An independent committee expresses concern on US efficacy data for AstraZeneca's COVID-19 vaccine; cases of COVID-19 are on the rise in over half of states; wildfire smoke is associated with a significant spike in pediatric respiratory care visits.
As reported by Reuters, the Data Safety Monitoring Board (DSMB), an independent committee overseeing the US trial on the COVID-19 vaccine manufactured by AstraZeneca, has expressed concern that the company may have released outdated information on the trial that would create an incomplete view of the efficacy data. In data unveiled yesterday, AstraZeneca said their vaccine was 79% effective in preventing the virus, with no safety concerns reported. This came after controversy surrounding the vaccine’s unproven links to blood clots in Europe that caused several countries to suspend use.
According to data from Johns Hopkins University, the US 7-day average of daily new cases of COVID-19 are up by at least 5% in 27 states, with a 1% increase nationwide reported after months of rapidly declining case numbers. Reported by CNBC, cases include those of the COVID-19 variant first discovered in the United Kingdom, B117, that some health officials speculate may be the cause of significant case increases in states such as Michigan that reported a 50% increase compared with last week. As vaccination rates rise to about 2.5 million shots per day, testing for COVID-19 has dropped dramatically, suggesting that data may not reflect the true number of cases across the country.
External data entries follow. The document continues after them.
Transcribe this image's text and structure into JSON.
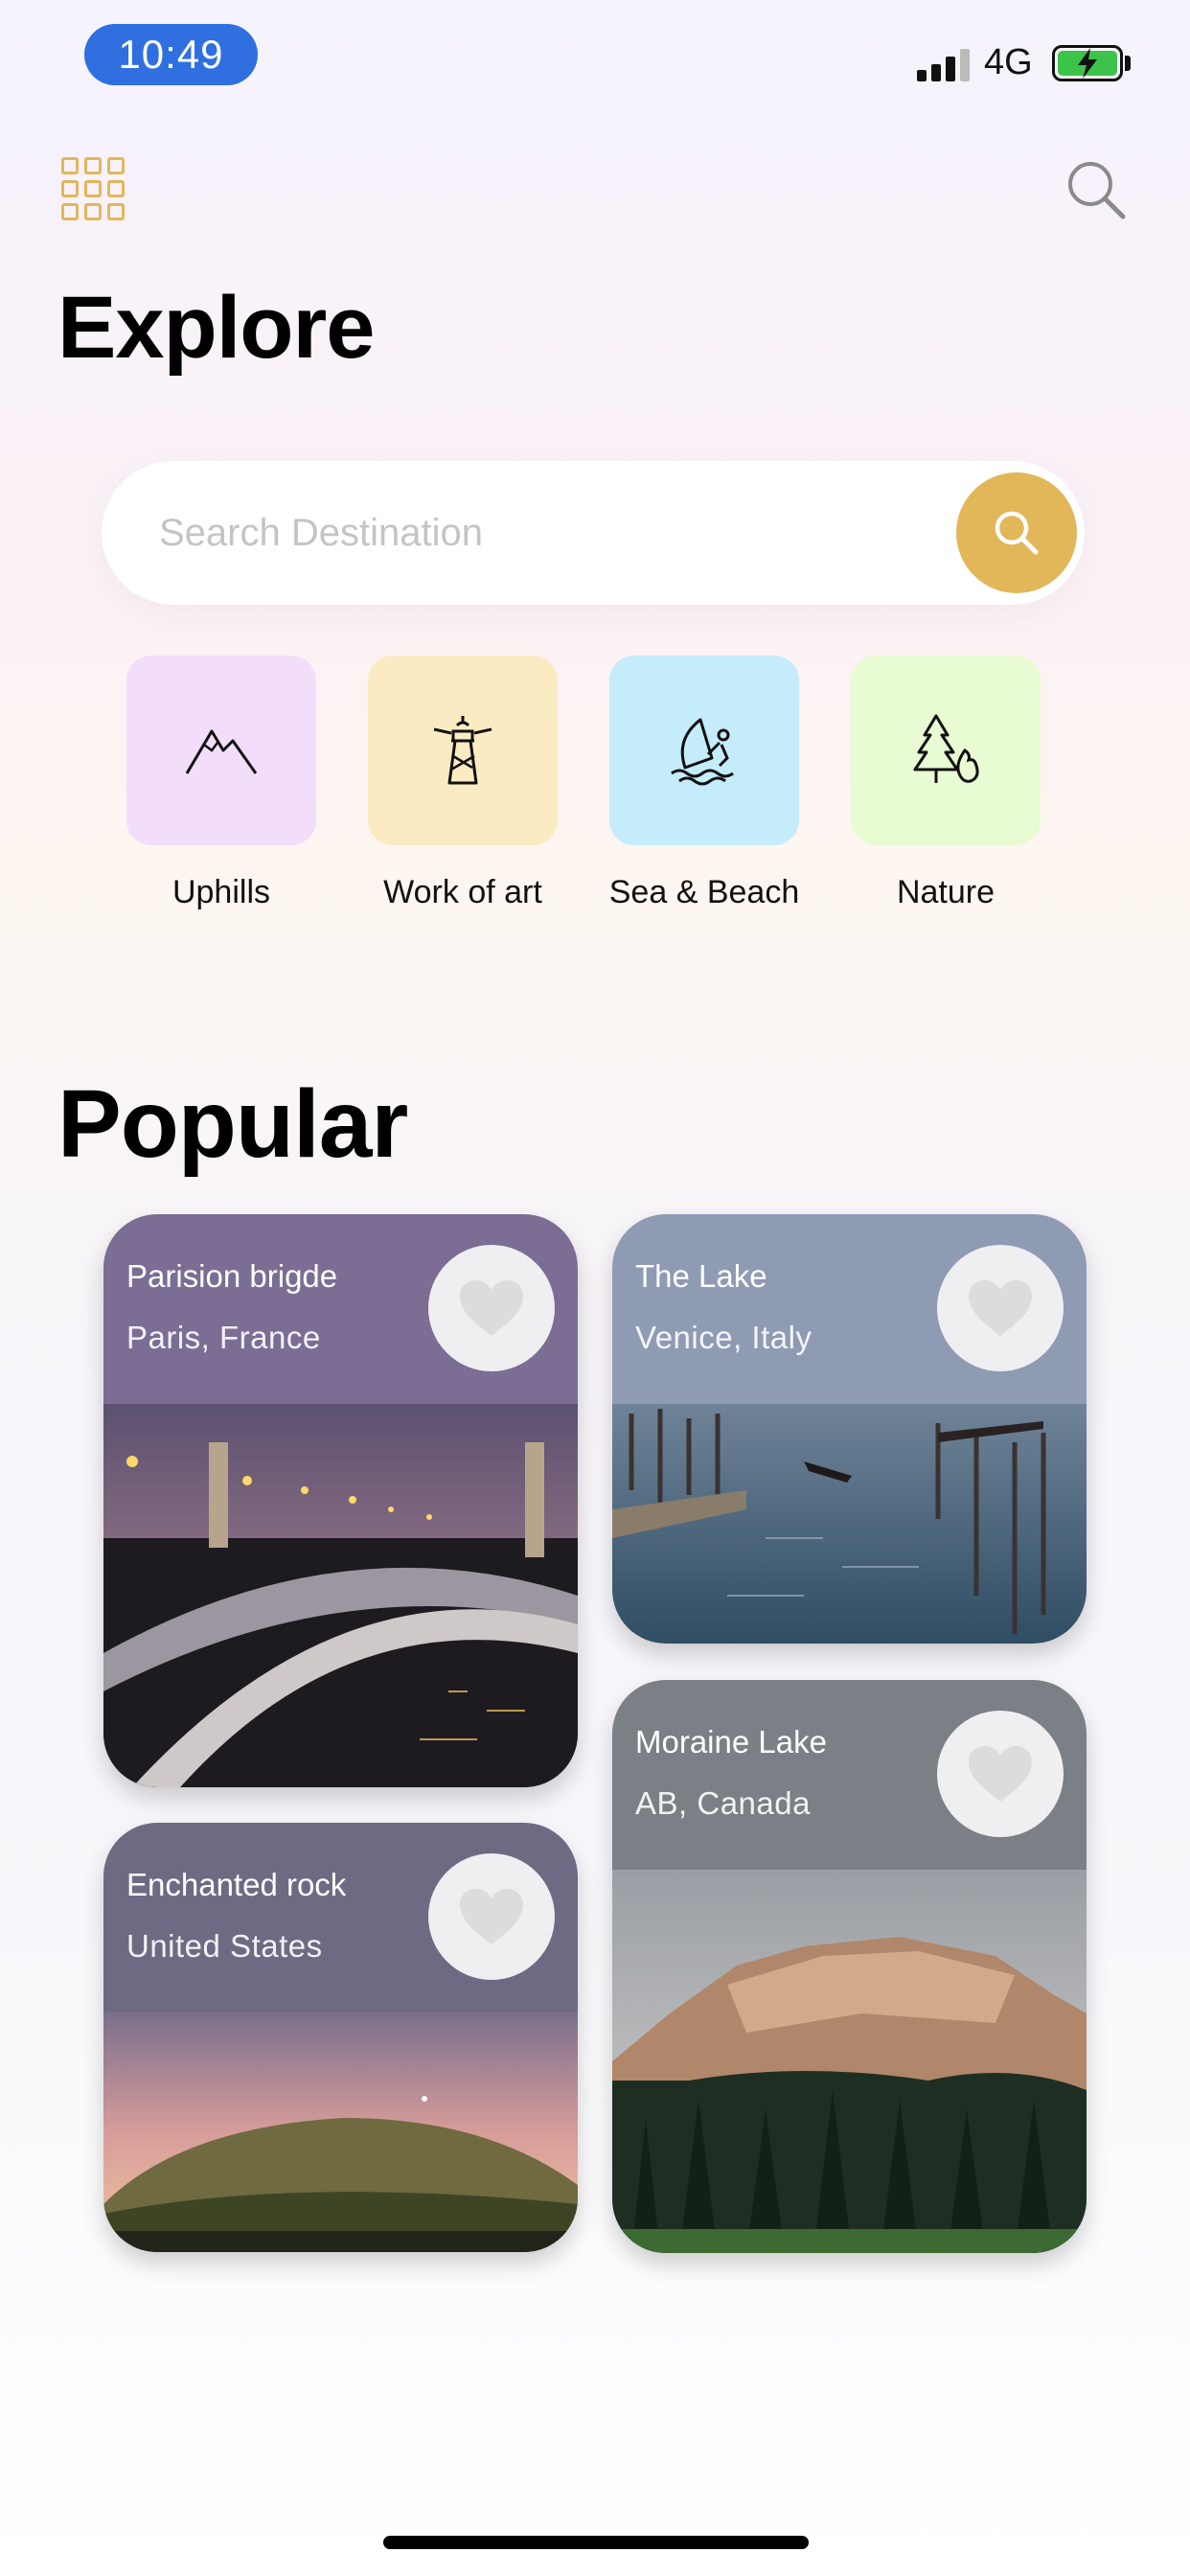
{
  "status_bar": {
    "time": "10:49",
    "network": "4G"
  },
  "header": {
    "title": "Explore"
  },
  "search": {
    "placeholder": "Search Destination"
  },
  "categories": [
    {
      "label": "Uphills",
      "icon": "mountain-icon",
      "color": "#f2defa"
    },
    {
      "label": "Work of art",
      "icon": "lighthouse-icon",
      "color": "#fbebc2"
    },
    {
      "label": "Sea & Beach",
      "icon": "windsurf-icon",
      "color": "#c5ecfa"
    },
    {
      "label": "Nature",
      "icon": "forest-icon",
      "color": "#e9fbd3"
    }
  ],
  "popular": {
    "title": "Popular",
    "cards": [
      {
        "title": "Parision brigde",
        "subtitle": "Paris, France"
      },
      {
        "title": "The Lake",
        "subtitle": "Venice, Italy"
      },
      {
        "title": "Enchanted rock",
        "subtitle": "United States"
      },
      {
        "title": "Moraine Lake",
        "subtitle": "AB, Canada"
      }
    ]
  },
  "colors": {
    "accent": "#e2b75a",
    "time_pill": "#2f6fe0"
  }
}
A study published today in Pediatrics found that respiratory care visits among children were associated most prominently with wildfire smoke than other sources of airborne fine particles, even when wildfires were less severe. Reported by STAT, a 10-unit increase of PM2.5, airborne particles less than 2.5 mcm wide from wildfire smoke was linked with a 30% spike in admissions compared with 3.7% from nonsmoke sources. Reasons for pediatric respiratory care visits included asthma, difficulty breathing, respiratory distress, wheezing, and cough.